Web page and app entries
------------------------------------------------
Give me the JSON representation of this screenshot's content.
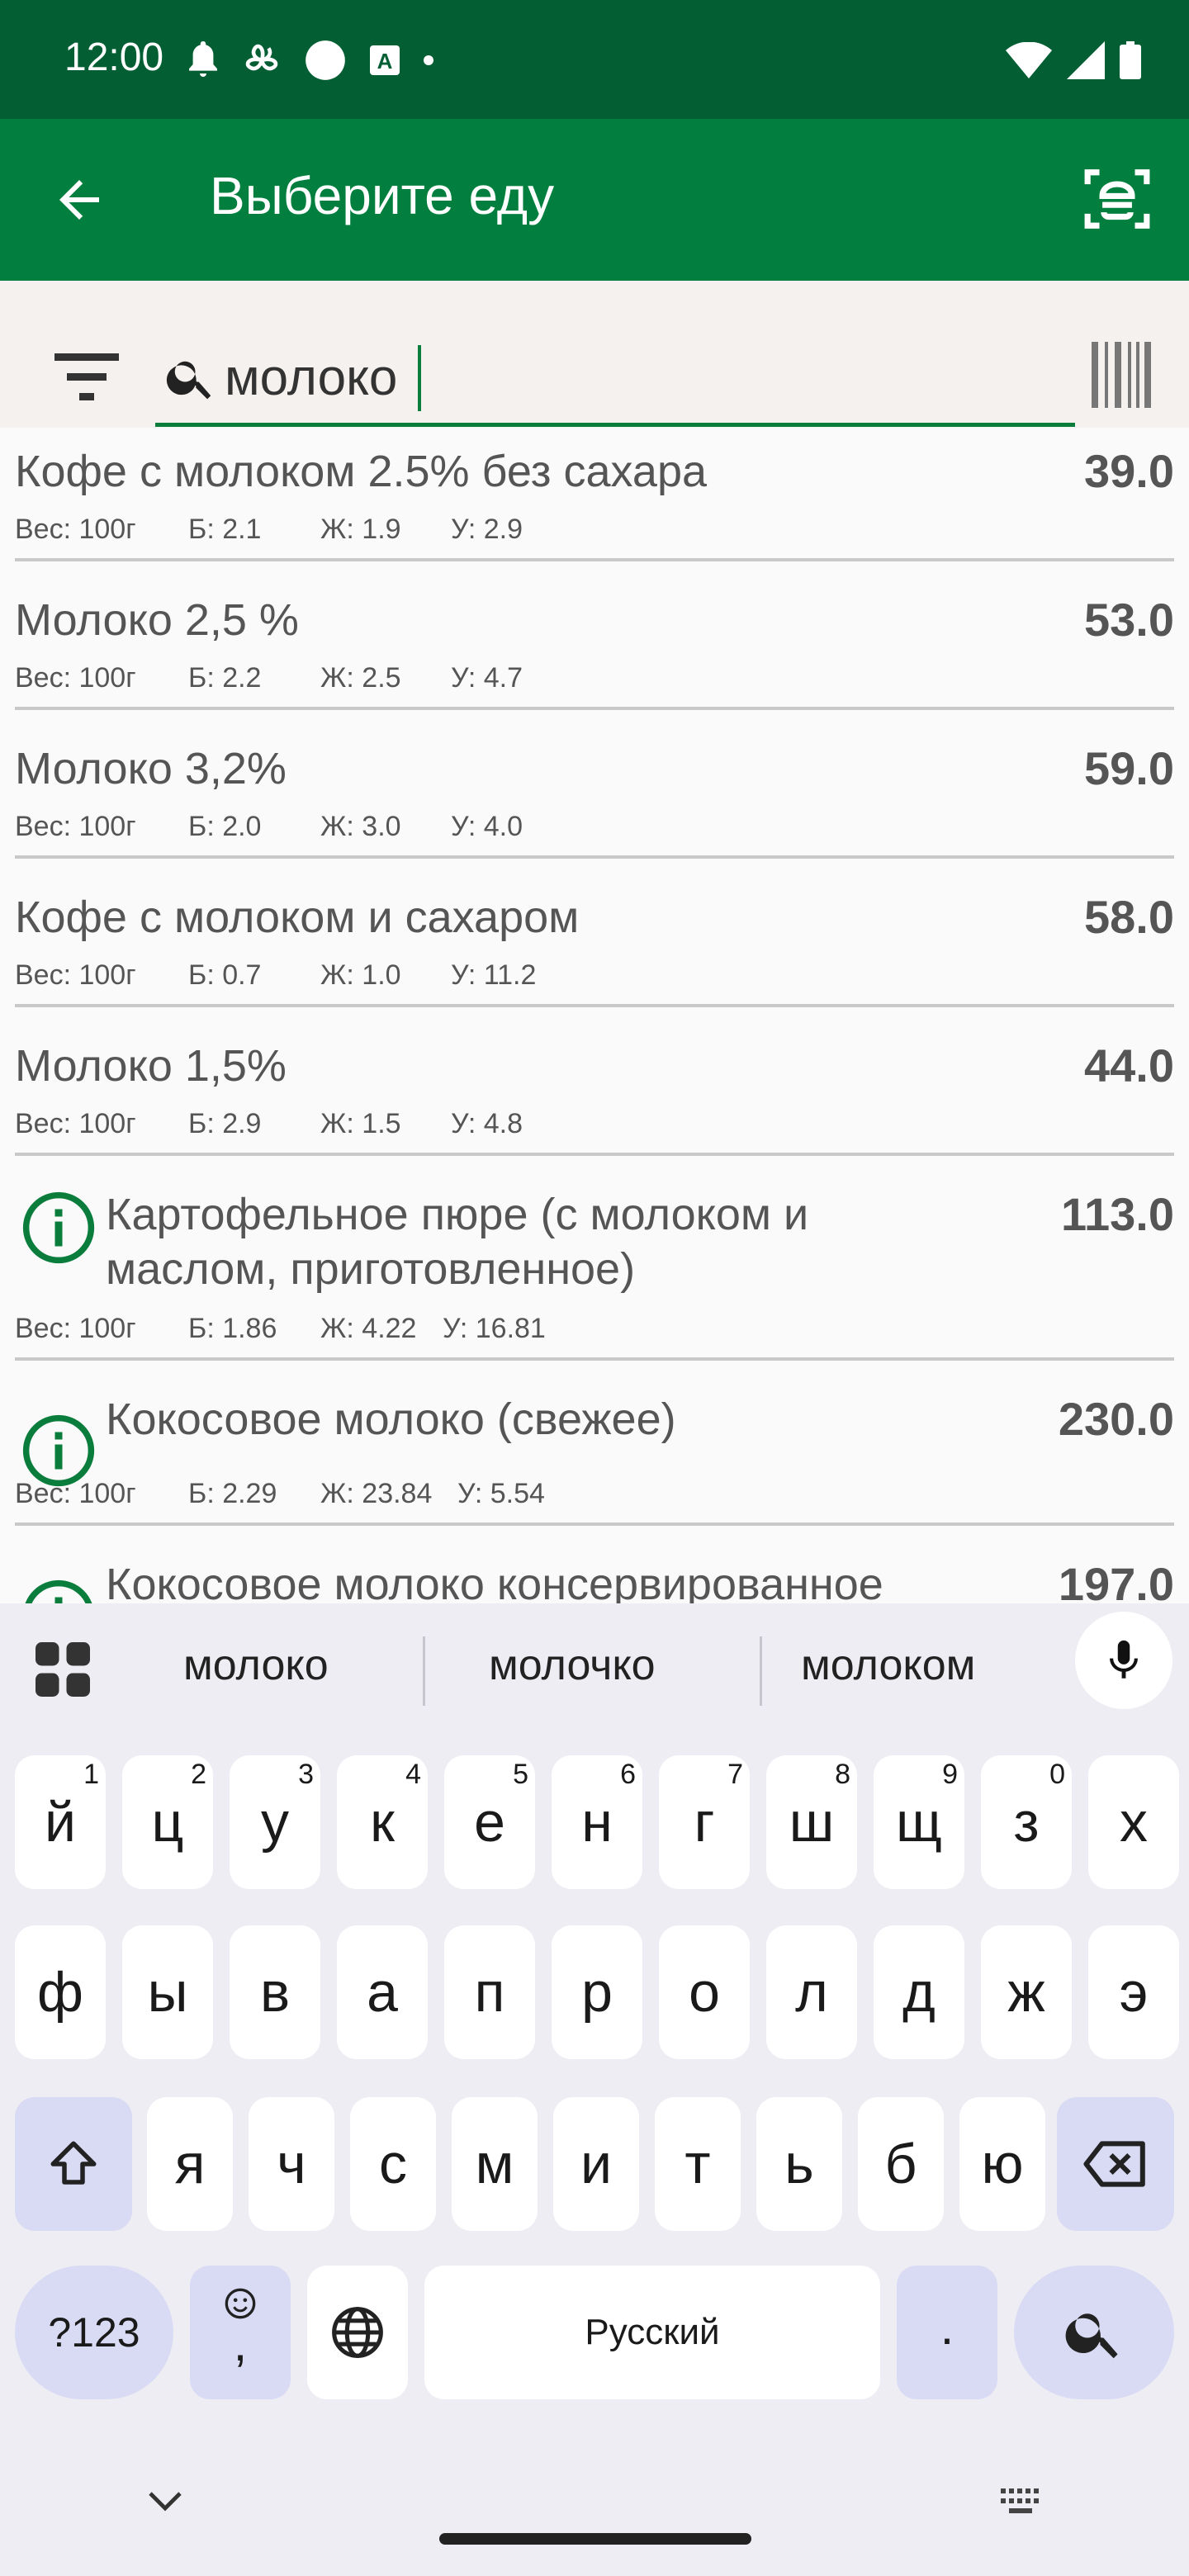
{
  "status_bar": {
    "time": "12:00",
    "icons_left": [
      "bell-icon",
      "fan-icon",
      "circle-icon",
      "font-icon",
      "dot-icon"
    ],
    "icons_right": [
      "wifi-icon",
      "signal-icon",
      "battery-icon"
    ]
  },
  "app_bar": {
    "title": "Выберите еду"
  },
  "search": {
    "query": "молоко"
  },
  "foods": [
    {
      "name": "Кофе с молоком 2.5% без сахара",
      "kcal": "39.0",
      "weight": "Вес: 100г",
      "protein": "Б: 2.1",
      "fat": "Ж: 1.9",
      "carbs": "У: 2.9",
      "info": false
    },
    {
      "name": "Молоко 2,5 %",
      "kcal": "53.0",
      "weight": "Вес: 100г",
      "protein": "Б: 2.2",
      "fat": "Ж: 2.5",
      "carbs": "У: 4.7",
      "info": false
    },
    {
      "name": "Молоко 3,2%",
      "kcal": "59.0",
      "weight": "Вес: 100г",
      "protein": "Б: 2.0",
      "fat": "Ж: 3.0",
      "carbs": "У: 4.0",
      "info": false
    },
    {
      "name": "Кофе с молоком и сахаром",
      "kcal": "58.0",
      "weight": "Вес: 100г",
      "protein": "Б: 0.7",
      "fat": "Ж: 1.0",
      "carbs": "У: 11.2",
      "info": false
    },
    {
      "name": "Молоко 1,5%",
      "kcal": "44.0",
      "weight": "Вес: 100г",
      "protein": "Б: 2.9",
      "fat": "Ж: 1.5",
      "carbs": "У: 4.8",
      "info": false
    },
    {
      "name": "Картофельное пюре (с молоком и маслом, приготовленное)",
      "kcal": "113.0",
      "weight": "Вес: 100г",
      "protein": "Б: 1.86",
      "fat": "Ж: 4.22",
      "carbs": "У: 16.81",
      "info": true
    },
    {
      "name": "Кокосовое молоко (свежее)",
      "kcal": "230.0",
      "weight": "Вес: 100г",
      "protein": "Б: 2.29",
      "fat": "Ж: 23.84",
      "carbs": "У: 5.54",
      "info": true
    },
    {
      "name": "Кокосовое молоко консервированное",
      "kcal": "197.0",
      "info": true
    }
  ],
  "keyboard": {
    "suggestions": [
      "молоко",
      "молочко",
      "молоком"
    ],
    "row1": [
      "й",
      "ц",
      "у",
      "к",
      "е",
      "н",
      "г",
      "ш",
      "щ",
      "з",
      "х"
    ],
    "row1_hints": [
      "1",
      "2",
      "3",
      "4",
      "5",
      "6",
      "7",
      "8",
      "9",
      "0",
      ""
    ],
    "row2": [
      "ф",
      "ы",
      "в",
      "а",
      "п",
      "р",
      "о",
      "л",
      "д",
      "ж",
      "э"
    ],
    "row3": [
      "я",
      "ч",
      "с",
      "м",
      "и",
      "т",
      "ь",
      "б",
      "ю"
    ],
    "symbols_label": "?123",
    "comma_label": ",",
    "space_label": "Русский",
    "period_label": "."
  }
}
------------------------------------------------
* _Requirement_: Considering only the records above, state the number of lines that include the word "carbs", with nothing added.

* _Solution to the exercise_: 7